The State Workforce Development Strategic Plan was approved February 2007 and continues to be implemented through Georgia Work Ready. This January, the State Workforce Investment Board and the Governor’s Office of Workforce Development held a strategic planning session for the 2010. Some highlights of the SWIB meetings over the last year may be found below. It shows a focus on improving the working relationship and aligning efforts between the SWIB and the twenty local workforce investment boards (LWIBs).
During the SWIB meetings convened over the last year, the following information was presented to the Board as part of the WIA legislative duties of the Board:
During the SWIB meetings convened over the past year, the Board heard from the following groups in its Work Ready oversight capacity on behalf of the Governor:
In 2010 Georgia Work Ready will invest $5 million to produce 50,000 Work Ready Certified Georgians, of which 10,000 will find jobs, resulting in $265,000,000 in direct wages.
A Georgia Work Ready Certificate benefits every Georgian beginning with high school seniors by providing them valuable information on the level of their work readiness skills to be trained to do a specific job or help them make a career decision. It validates their basic computer skills through a computer based assessment and also validates their soft skills strengths through the Work Habits component. Lastly, it gives them confidence as they walk through the door for an interview or make their first or next career decision.
During the SWIB meetings convened over the last year, the following information was presented to the Board as part of its oversight of Work Ready on behalf of the Governor.

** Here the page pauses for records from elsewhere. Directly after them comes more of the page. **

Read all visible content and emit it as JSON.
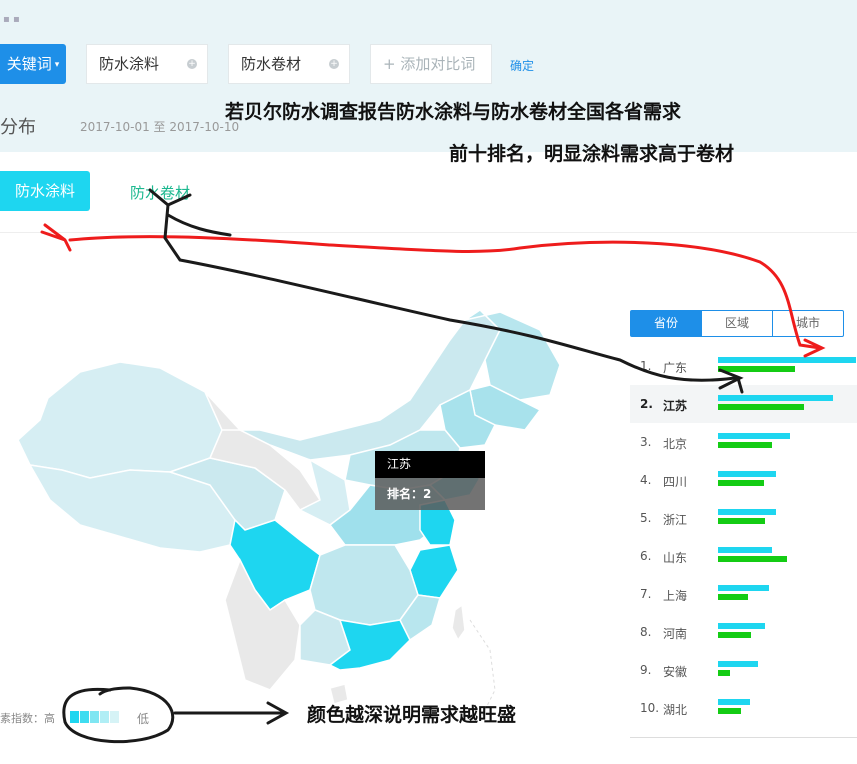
{
  "header": {
    "logo_text": "▪ ▪",
    "keyword_button": "关键词",
    "caret": "▾",
    "chips": [
      {
        "label": "防水涂料",
        "remove": "+"
      },
      {
        "label": "防水卷材",
        "remove": "+"
      }
    ],
    "add_compare": "+ 添加对比词",
    "confirm": "确定"
  },
  "section": {
    "title": "分布",
    "date_range": "2017-10-01 至 2017-10-10"
  },
  "annotations": {
    "line1": "若贝尔防水调查报告防水涂料与防水卷材全国各省需求",
    "line2": "前十排名，明显涂料需求高于卷材",
    "legend_note": "颜色越深说明需求越旺盛"
  },
  "tabs": [
    {
      "label": "防水涂料",
      "active": true
    },
    {
      "label": "防水卷材",
      "active": false
    }
  ],
  "tooltip": {
    "province": "江苏",
    "rank_text": "排名：2"
  },
  "legend": {
    "label": "素指数：高",
    "low": "低",
    "swatches": [
      "#1ed6f0",
      "#3fdcf0",
      "#7fe6f2",
      "#b0eef5",
      "#d6f3f6"
    ]
  },
  "segment": [
    {
      "label": "省份",
      "active": true
    },
    {
      "label": "区域",
      "active": false
    },
    {
      "label": "城市",
      "active": false
    }
  ],
  "colors": {
    "primary": "#1e8fe8",
    "cyan": "#1ed6f0",
    "green": "#14cc14",
    "tab_green": "#1bb88f"
  },
  "ranking": [
    {
      "rank": "1.",
      "name": "广东",
      "coating": 1.0,
      "roll": 0.56
    },
    {
      "rank": "2.",
      "name": "江苏",
      "coating": 0.83,
      "roll": 0.62,
      "highlight": true
    },
    {
      "rank": "3.",
      "name": "北京",
      "coating": 0.52,
      "roll": 0.39
    },
    {
      "rank": "4.",
      "name": "四川",
      "coating": 0.42,
      "roll": 0.33
    },
    {
      "rank": "5.",
      "name": "浙江",
      "coating": 0.42,
      "roll": 0.34
    },
    {
      "rank": "6.",
      "name": "山东",
      "coating": 0.39,
      "roll": 0.5
    },
    {
      "rank": "7.",
      "name": "上海",
      "coating": 0.37,
      "roll": 0.22
    },
    {
      "rank": "8.",
      "name": "河南",
      "coating": 0.34,
      "roll": 0.24
    },
    {
      "rank": "9.",
      "name": "安徽",
      "coating": 0.29,
      "roll": 0.09
    },
    {
      "rank": "10.",
      "name": "湖北",
      "coating": 0.23,
      "roll": 0.17
    }
  ]
}
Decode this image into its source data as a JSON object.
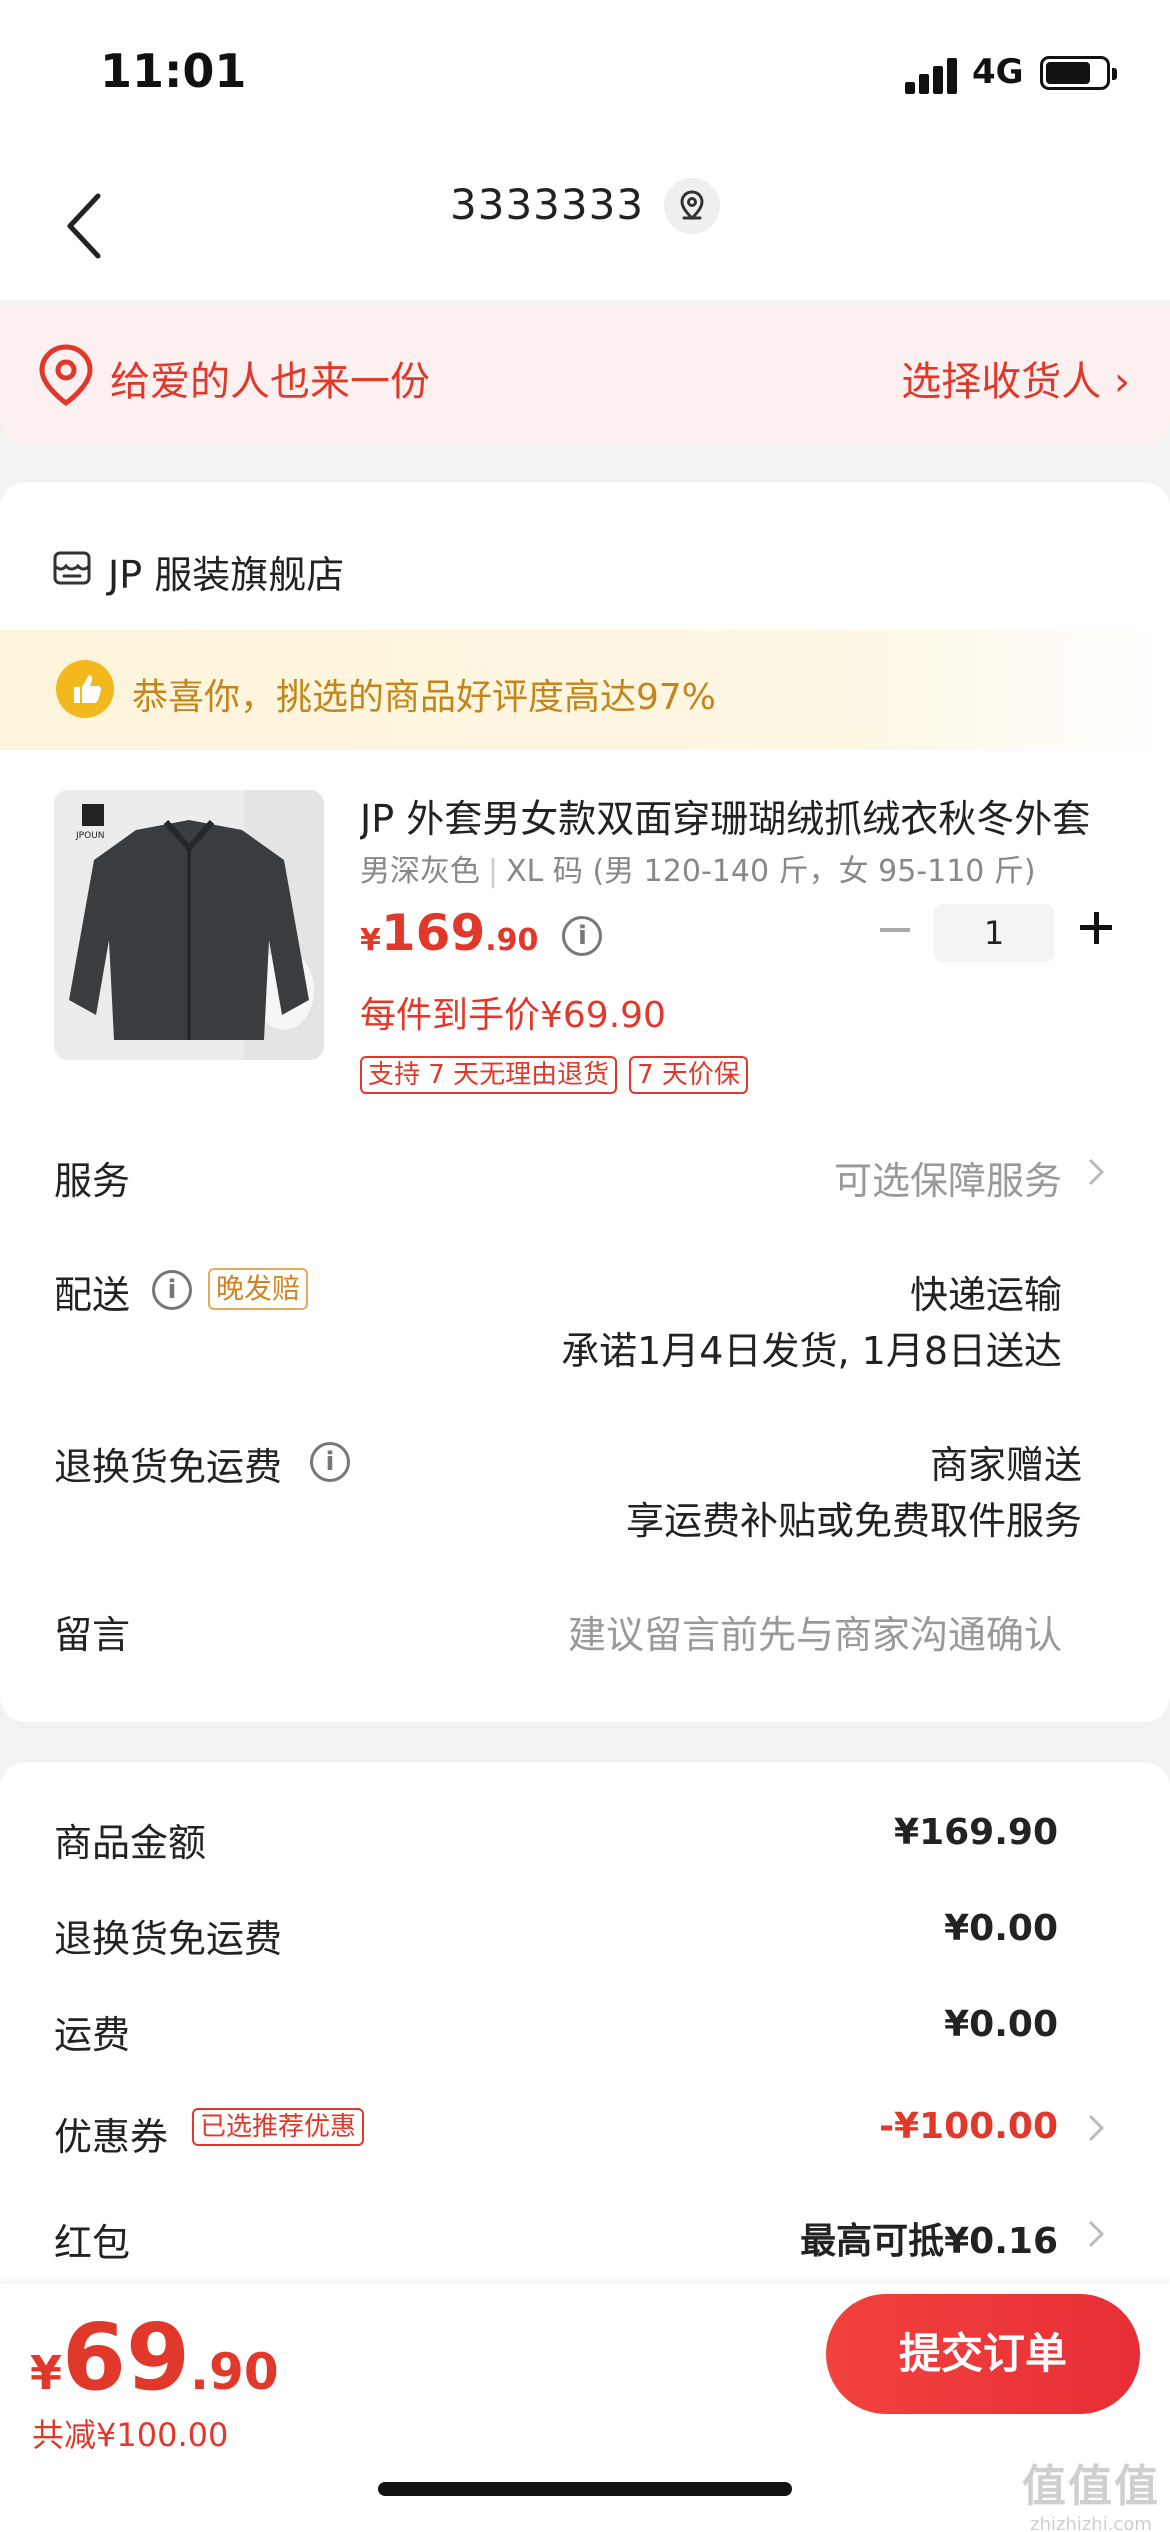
{
  "status_bar": {
    "time": "11:01",
    "network": "4G"
  },
  "nav": {
    "title": "3333333"
  },
  "gift_banner": {
    "text": "给爱的人也来一份",
    "action": "选择收货人 ›"
  },
  "shop": {
    "name": "JP 服装旗舰店"
  },
  "praise": {
    "text": "恭喜你，挑选的商品好评度高达97%"
  },
  "product": {
    "image_brand": "JPOUN",
    "title": "JP 外套男女款双面穿珊瑚绒抓绒衣秋冬外套",
    "color": "男深灰色",
    "size": "XL 码 (男 120-140 斤，女 95-110 斤)",
    "price_symbol": "¥",
    "price_int": "169",
    "price_dec": ".90",
    "quantity": "1",
    "per_item_price": "每件到手价¥69.90",
    "tags": [
      "支持 7 天无理由退货",
      "7 天价保"
    ]
  },
  "rows": {
    "service_label": "服务",
    "service_value": "可选保障服务",
    "delivery_label": "配送",
    "delivery_tag": "晚发赔",
    "delivery_method": "快递运输",
    "delivery_promise": "承诺1月4日发货, 1月8日送达",
    "return_label": "退换货免运费",
    "return_value": "商家赠送",
    "return_desc": "享运费补贴或免费取件服务",
    "message_label": "留言",
    "message_placeholder": "建议留言前先与商家沟通确认"
  },
  "summary": {
    "goods_amount_label": "商品金额",
    "goods_amount": "¥169.90",
    "return_fee_label": "退换货免运费",
    "return_fee": "¥0.00",
    "shipping_label": "运费",
    "shipping": "¥0.00",
    "coupon_label": "优惠券",
    "coupon_tag": "已选推荐优惠",
    "coupon_value": "-¥100.00",
    "redpacket_label": "红包",
    "redpacket_value": "最高可抵¥0.16"
  },
  "bottom": {
    "total_symbol": "¥",
    "total_int": "69",
    "total_dec": ".90",
    "discount": "共减¥100.00",
    "submit_label": "提交订单"
  },
  "watermark": {
    "main": "值值值",
    "sub": "zhizhizhi.com"
  }
}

Aside from serving as staff to the State Workforce Investment Board, the Governor’s Office of Workforce Development is responsible for the development, implementation and accountability of Georgia’s Work Ready initiative. Those projects and tools are listed below:
Georgia Work Ready

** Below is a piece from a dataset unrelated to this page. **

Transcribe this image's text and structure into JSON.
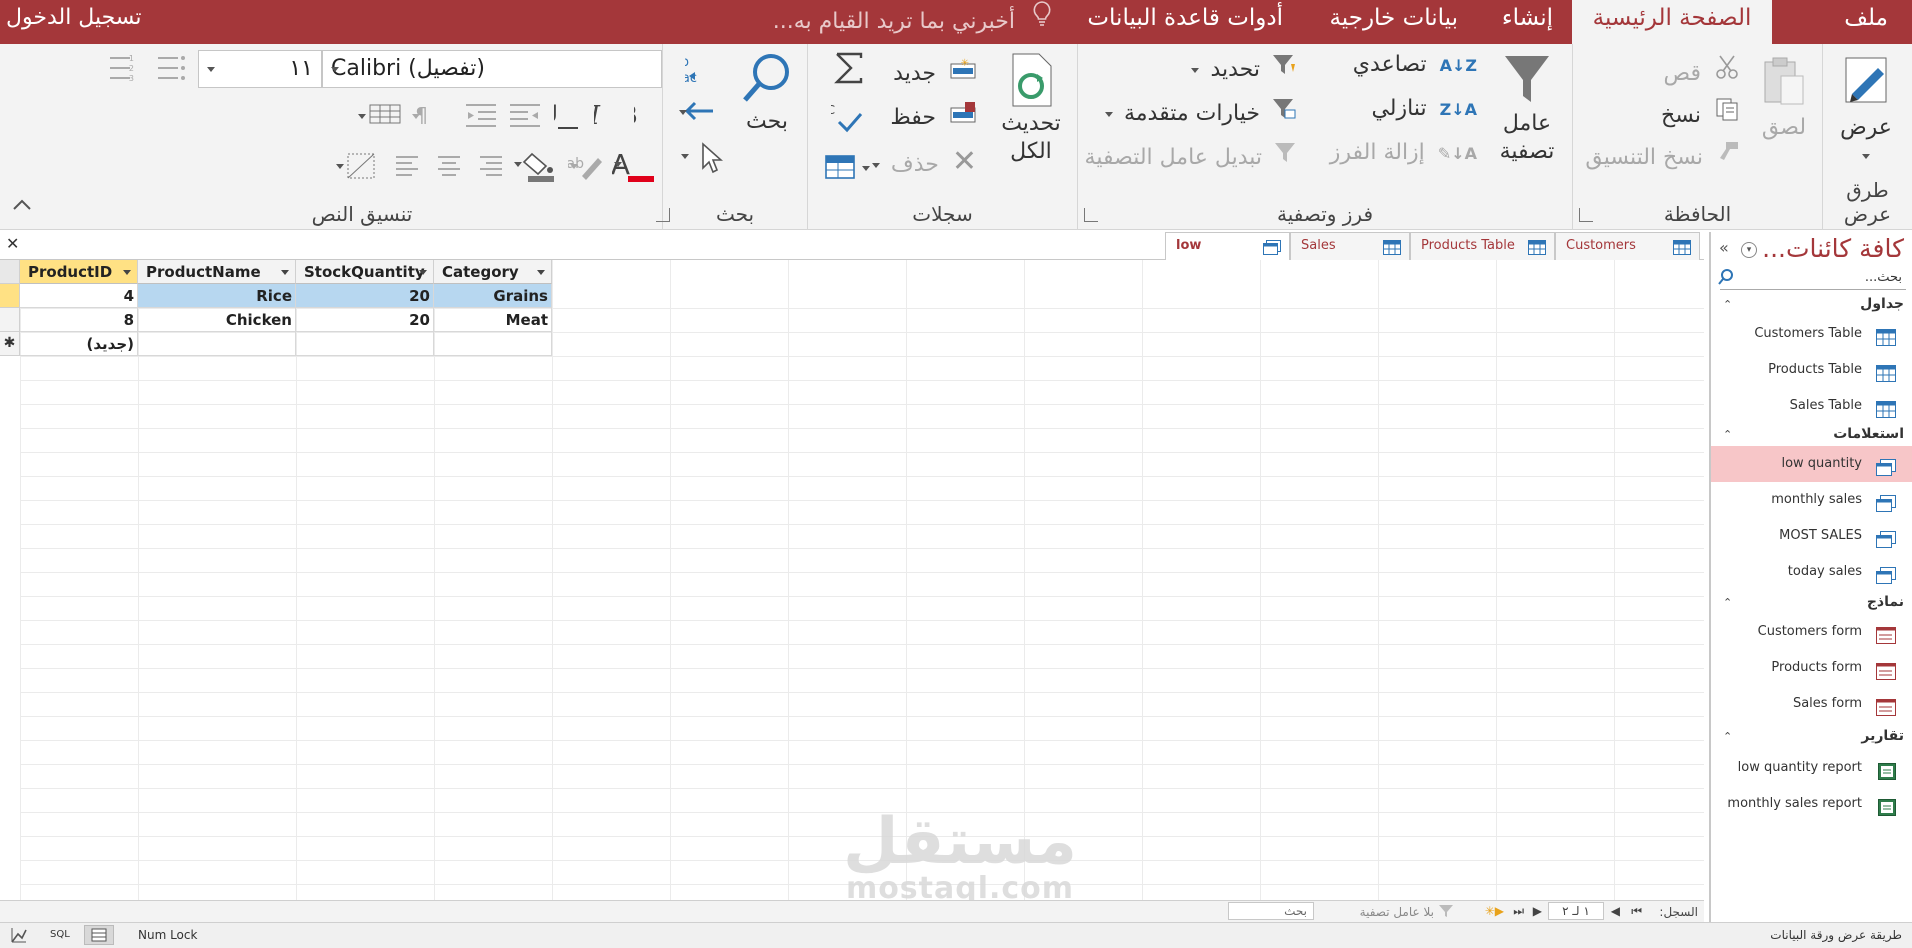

Georgia Work Ready was launched in August 2006 by Governor Sonny Perdue in partnership with the Georgia Chamber of Commerce to improve the training of Georgia’s workforce. It is the only one of its kind to be conducted through a partnership between a state government and state chamber of commerce, ensuring that companies can more reliably match the right people with the right jobs. In May of 2010, Governor Sonny Perdue signed House Bill 1195, which codified the Governor’s Office of Workforce Development.
This workforce training initiative assesses the skills of Georgia’s workers, determines valuable job training opportunities and assures companies that the state can provide a long-term, qualified labor supply. Through a voluntary workforce assessment system called Work Ready, the program measures the “real world” skills that employers believe are critical for job success today and for mastering the innovative technologies that tomorrow’s jobs will require. In addition, Work Ready aligns to economic development at a local, regional and state level. By motivating communities to validate their counties’ workforce through assessments and increases in high school graduation rates, it promotes economic growth at the local level. The ultimate goal of Work Ready, though, is achieved through the Work Ready Regional initiative, where a career pathway of life-long learning is developed, aligned to a targeted growth industry, and where the skills gap is eliminated through the Work Ready system of certificates, job profiles and skills gap training.
Work Ready utilizes the nationally accredited WorkKeys® assessment system developed by ACT to measure individual workers’ skills in the areas of applied mathematics, reading for information and locating information. Participating individuals then receive a Work Ready Certificate that indicates their level of work readiness based on their performance.
The Georgia Work Ready initiative includes four key elements: